If teachers taught, why don't preachers “praught”? If a vegetarian eats vegetables, what does a humanitarian eat?

Only in English do people:

  • recite at a play, and play at a recital
  • ship by truck and send cargo by ship
  • have noses that run and feet that smell

How can a slim chance and a fat chance be the same, while a wise man and a wise guy are opposites?

Because it’s English, of course!


Are you sure – 100%, pinky-square sure – that your translator understands important details like these…?

How can overlook and oversee be opposites, while quite a lot and quite a few are alike?

How can the weather be hot as hell one day, and cold as hell another?

Have you noticed that we talk about certain things only when they are absent? Have you ever seen a “horseful” carriage or a “strapful” gown? No, of course not. We are only familiar with “horseless” and “strapless”.

Have you ever met a “sung hero” or experienced “requited love”? Have you ever run into someone who was “combobulated”, “gruntled”, “ruly” or “peccable”?

Where are all those people who are spring chickens, or who actually would hurt a fly?

You have to marvel at the unique lunacy of a language in which your house can burn up as it burns down, you fill in a form by filling it out, and an alarm goes off by going on.

English was invented by people, not computers, and it is in a constant state of evolution – more so now than ever before, thanks to an “interconnected” world. Like all languages, English reflects the creativity of the human race (which, of course, isn't a race at all). That is why, when the stars are out, they are visible, but when the lights are out, they are invisible.

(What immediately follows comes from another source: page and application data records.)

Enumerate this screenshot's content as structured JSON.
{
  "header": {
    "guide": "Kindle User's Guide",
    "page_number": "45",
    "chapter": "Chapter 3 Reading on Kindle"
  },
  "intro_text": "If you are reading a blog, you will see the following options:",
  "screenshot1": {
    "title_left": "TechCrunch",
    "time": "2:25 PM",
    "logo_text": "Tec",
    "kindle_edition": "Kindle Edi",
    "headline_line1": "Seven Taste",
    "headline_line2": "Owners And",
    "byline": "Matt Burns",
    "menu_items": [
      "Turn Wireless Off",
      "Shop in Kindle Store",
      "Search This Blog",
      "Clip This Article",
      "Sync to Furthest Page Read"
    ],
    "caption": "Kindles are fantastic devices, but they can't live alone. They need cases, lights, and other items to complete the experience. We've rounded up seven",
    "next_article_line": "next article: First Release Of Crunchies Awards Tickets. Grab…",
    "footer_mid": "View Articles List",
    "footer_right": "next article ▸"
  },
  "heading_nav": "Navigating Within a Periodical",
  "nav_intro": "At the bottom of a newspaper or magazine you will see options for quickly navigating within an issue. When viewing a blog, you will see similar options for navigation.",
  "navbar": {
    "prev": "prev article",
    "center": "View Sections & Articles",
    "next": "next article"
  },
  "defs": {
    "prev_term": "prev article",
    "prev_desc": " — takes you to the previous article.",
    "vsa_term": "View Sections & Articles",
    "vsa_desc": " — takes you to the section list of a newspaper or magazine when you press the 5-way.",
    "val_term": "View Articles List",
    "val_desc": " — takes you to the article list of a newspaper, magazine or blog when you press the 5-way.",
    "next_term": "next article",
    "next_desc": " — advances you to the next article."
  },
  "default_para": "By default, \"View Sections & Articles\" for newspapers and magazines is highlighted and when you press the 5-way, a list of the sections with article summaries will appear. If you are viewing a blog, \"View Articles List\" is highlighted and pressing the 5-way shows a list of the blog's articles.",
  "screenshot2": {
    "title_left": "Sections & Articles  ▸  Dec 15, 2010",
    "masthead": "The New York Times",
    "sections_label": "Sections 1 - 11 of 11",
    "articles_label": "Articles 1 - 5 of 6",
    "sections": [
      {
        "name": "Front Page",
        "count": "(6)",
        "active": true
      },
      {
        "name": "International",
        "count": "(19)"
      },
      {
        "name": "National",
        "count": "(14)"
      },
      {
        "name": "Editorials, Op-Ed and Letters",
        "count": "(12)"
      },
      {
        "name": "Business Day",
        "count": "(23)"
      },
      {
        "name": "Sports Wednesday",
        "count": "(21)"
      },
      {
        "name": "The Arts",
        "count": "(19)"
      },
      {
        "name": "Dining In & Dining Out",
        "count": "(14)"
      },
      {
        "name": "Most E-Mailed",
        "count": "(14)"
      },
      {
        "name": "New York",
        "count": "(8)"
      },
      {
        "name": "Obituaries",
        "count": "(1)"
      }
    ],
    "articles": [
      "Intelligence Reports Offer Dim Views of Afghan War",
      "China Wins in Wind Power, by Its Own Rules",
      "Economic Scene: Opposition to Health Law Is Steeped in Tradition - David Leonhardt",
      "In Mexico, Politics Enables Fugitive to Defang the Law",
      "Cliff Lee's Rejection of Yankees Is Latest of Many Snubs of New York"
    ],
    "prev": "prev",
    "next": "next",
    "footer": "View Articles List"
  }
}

And why, when I wind up my watch, do I start it, but when I wind up this essay, I end it.

Edited and published by Come Alive Communications Inc.
©Copyright 2015 Linguists Everywhere